Several parties, including government, have launched a Constitutional Court appeal against an interdict temporarily halting the e-toll project, Outa said on Wednesday.
“We can confirm that we received affidavits for the Constitutional Court, and we are currently looking at them,” Opposition to Urban Tolling Alliance spokesman Wayne Duvenhage said.
He said the government's affidavit dealt with the economic impact of the interdict.
“Their (government's) argument is based around its right to introduce policy that it deems appropriate. If they can't do that, then they say it could damage the country's economy.
“We are arguing that it is not the court interdict that is the issue, it is about the poor decisions around e-tolling. Government cannot introduce policies that are oppressive on the country's people. Policies need to be reasonable,” he said.
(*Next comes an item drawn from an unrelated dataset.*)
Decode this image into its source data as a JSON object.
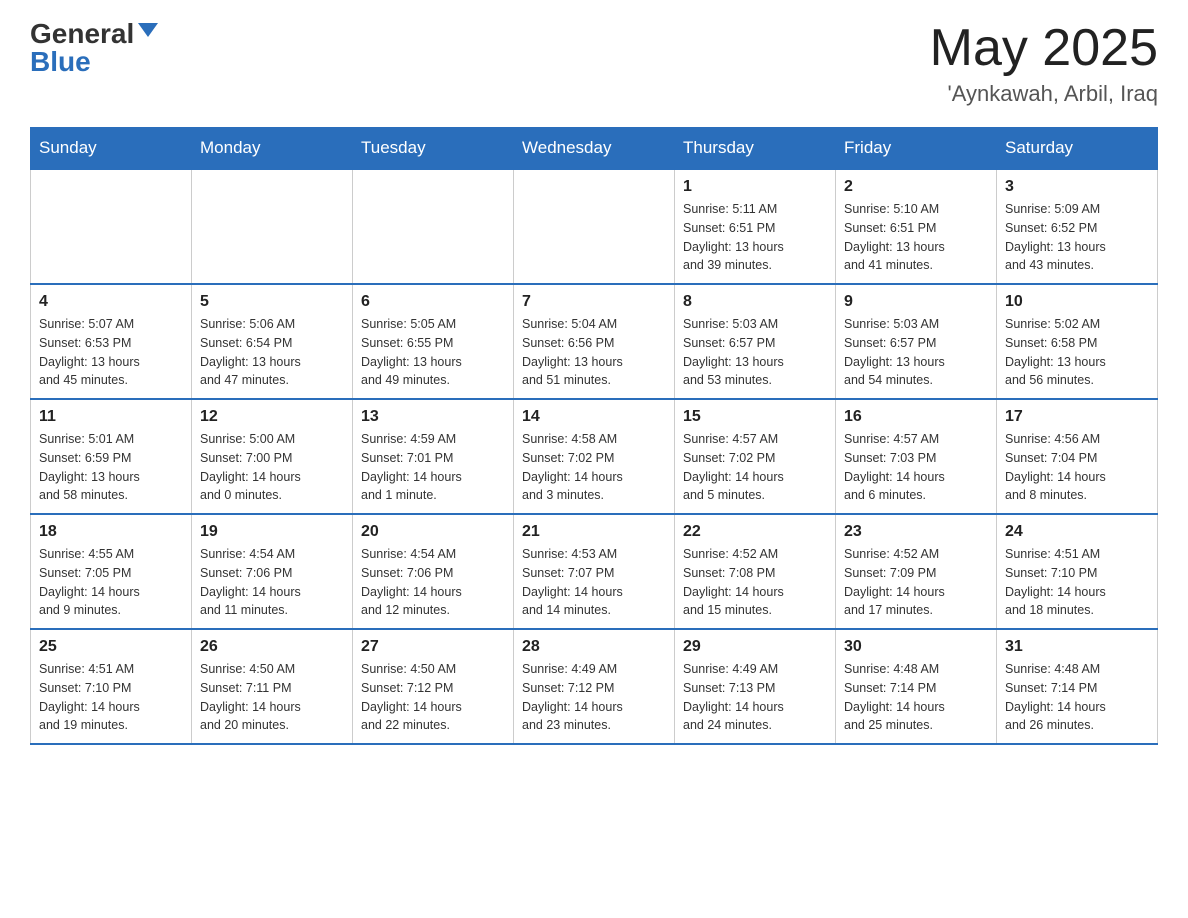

The High Court in Pretoria halted the e-toll project in Gauteng on April 28, preventing the SA National Roads Agency Ltd (Sanral) from levying or collecting e-tolls pending the outcome of a judicial review.
Sanral CEO Nazir Alli resigned on May 7. - Sapa